What The Cambridge History of Native American Literature represents, finally, is not another feint of illusive authority but a sustained act of witness to the unsettled indeterminacy, unruly multiplicity, and the stubborn capacity of Indigenous America’s various traditions to evolve and persist doggedly, often irreverently, in and alongside the disfiguring gallows of national becoming. Its contributors are as motley as the tribes and genres under examination, offering a dazzling assortment of backgrounds and expertise. And, in an act of editorial irreverence of my own, I offered the volume’s final words to two of the keenest voices in our field, neither one a literary scholar per se but both attuned shrewdly to the weighty architecture and alienation of the contemporary Indigenous experience: Paul Chaat Smith (Comanche), co-curator of the aforementioned “Americans” exhibition, and Stephen Graham Jones (Blackfoot), the prolific author of dozens of strange, surreal, and visionary works of Indigenous fiction. The result is a History that subverts expectations of all kinds: in the sobriety and the sweep of its disclosures, in its subjects’ resignations and refusals, and in its collisions of multiple modernities.
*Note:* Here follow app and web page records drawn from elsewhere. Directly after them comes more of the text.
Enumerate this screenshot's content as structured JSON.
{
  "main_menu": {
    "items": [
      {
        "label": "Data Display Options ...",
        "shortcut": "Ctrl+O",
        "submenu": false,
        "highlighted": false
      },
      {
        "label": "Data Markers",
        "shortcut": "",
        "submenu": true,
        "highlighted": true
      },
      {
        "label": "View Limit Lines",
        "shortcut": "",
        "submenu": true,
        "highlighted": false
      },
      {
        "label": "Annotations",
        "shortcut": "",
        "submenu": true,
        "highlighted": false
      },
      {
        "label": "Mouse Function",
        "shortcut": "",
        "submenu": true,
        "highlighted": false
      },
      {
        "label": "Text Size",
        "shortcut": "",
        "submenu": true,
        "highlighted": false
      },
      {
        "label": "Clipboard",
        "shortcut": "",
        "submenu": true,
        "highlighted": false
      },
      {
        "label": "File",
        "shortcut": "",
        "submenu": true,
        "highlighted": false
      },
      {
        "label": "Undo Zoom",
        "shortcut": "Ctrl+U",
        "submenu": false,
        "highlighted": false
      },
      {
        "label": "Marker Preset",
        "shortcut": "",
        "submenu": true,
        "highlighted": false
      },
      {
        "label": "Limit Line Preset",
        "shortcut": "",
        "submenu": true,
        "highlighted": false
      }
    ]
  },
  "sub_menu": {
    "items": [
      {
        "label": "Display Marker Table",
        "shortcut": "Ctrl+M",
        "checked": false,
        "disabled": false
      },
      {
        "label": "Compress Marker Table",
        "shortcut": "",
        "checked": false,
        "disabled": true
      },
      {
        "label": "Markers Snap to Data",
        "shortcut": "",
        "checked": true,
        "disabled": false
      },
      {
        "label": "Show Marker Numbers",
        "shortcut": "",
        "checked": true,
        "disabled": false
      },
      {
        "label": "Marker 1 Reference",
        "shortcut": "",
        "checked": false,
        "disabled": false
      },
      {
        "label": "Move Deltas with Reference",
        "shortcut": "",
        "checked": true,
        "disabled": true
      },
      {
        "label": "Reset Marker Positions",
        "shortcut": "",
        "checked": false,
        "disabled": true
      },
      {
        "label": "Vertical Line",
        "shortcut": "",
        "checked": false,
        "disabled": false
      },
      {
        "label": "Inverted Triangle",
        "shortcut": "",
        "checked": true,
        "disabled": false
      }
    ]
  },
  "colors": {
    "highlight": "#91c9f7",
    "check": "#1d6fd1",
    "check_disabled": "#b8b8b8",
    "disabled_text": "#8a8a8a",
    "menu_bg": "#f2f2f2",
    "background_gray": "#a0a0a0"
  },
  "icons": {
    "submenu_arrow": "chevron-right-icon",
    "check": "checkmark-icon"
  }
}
But it is deeply inspiring for all of those reasons, too, and in the fortitude and futurity of its uncontainable voices and visions, sharing space primarily in order to unsettle it.